Accusers then need to go through approximately 30 days of mandatory counseling, with an Office of Compliance counselor informing them of their rights and laws that may apply to the situation. After that, the office notifies the accusers' employing office and approximately 30 days of mediation begin, in which the office tries to resolve the complaint on its own, according to The Washington Post. If a settlement takes place, the funds come from a U.S. Treasury purse. In a span of 17 years, 235 payouts came out of the fund, coming to a total of $15.2 million.

If and when mediation doesn't work — about two months after an accuser originally filed a complaint with the Office of Compliance — the complainant can then file a case through a federal civil court or get an administrative hearing.

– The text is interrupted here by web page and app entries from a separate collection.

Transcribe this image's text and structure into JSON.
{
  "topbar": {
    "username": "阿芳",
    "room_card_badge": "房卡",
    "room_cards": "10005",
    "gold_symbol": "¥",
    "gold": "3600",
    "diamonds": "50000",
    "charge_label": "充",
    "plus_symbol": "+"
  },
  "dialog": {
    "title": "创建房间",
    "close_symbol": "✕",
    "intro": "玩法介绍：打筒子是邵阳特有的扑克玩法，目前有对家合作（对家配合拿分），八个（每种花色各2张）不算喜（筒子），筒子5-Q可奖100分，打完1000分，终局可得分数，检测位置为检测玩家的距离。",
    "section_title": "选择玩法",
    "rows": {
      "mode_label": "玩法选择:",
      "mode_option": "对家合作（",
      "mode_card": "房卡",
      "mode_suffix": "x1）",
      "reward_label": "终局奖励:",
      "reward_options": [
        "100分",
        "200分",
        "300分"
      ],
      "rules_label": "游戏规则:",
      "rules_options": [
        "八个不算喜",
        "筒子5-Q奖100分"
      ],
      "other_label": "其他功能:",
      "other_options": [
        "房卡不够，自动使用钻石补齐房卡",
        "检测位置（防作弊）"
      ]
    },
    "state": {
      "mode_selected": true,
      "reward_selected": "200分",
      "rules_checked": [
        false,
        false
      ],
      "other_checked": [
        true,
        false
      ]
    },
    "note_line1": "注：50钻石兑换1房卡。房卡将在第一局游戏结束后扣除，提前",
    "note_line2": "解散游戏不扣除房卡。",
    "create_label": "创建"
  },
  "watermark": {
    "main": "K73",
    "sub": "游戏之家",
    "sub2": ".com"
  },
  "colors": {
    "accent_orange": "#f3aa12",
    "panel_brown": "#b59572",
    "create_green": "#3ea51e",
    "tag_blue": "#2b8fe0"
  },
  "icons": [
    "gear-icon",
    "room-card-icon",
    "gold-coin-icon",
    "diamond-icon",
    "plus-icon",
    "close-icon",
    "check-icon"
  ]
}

It's a process that women in Congress are now taking a stand against. "Many of us in Congress know what it's like, because Congress has been a breeding ground for a hostile work environment for far too long," California Rep. Jackie Speier said in a video she shared on Twitter on Friday.

Speier is now crafting legislation to change Congress' outdated reporting rules, which essentially work to protect employers, rather than victims. Speier's representative told Bustle that the legislation would make annual sexual harassment training mandatory for Congress' members and staff and change the OOC's current complaint system.

"There’s no accountability whatsoever," Speier told Politico. "It’s rigged in favor of the institution and the members, and we can’t tolerate that."

One survey, carried out in July this year, found that 40 percent of female Congressional staff believed sexual harassment was a problem in their field, while one in six had personally experienced harassment. Only 10 percent of the women surveyed knew there was even a system in place to report harassment in Congress.

"You’re dealing with high-profile people and people are really afraid," Kristin Alden, the founder of an employment law firm in Washington, told Roll Call in February. "The fear factor is tremendous, much stronger than we’ve found it to be in private sector or executive agencies."

It's clear that sexual harassment is a problem in Washington — and so are the limited means women have for addressing the problem within Congress. Whether this recent spotlight on #MeTooCongress and its outdated rules will bring about change, however, remains to be seen.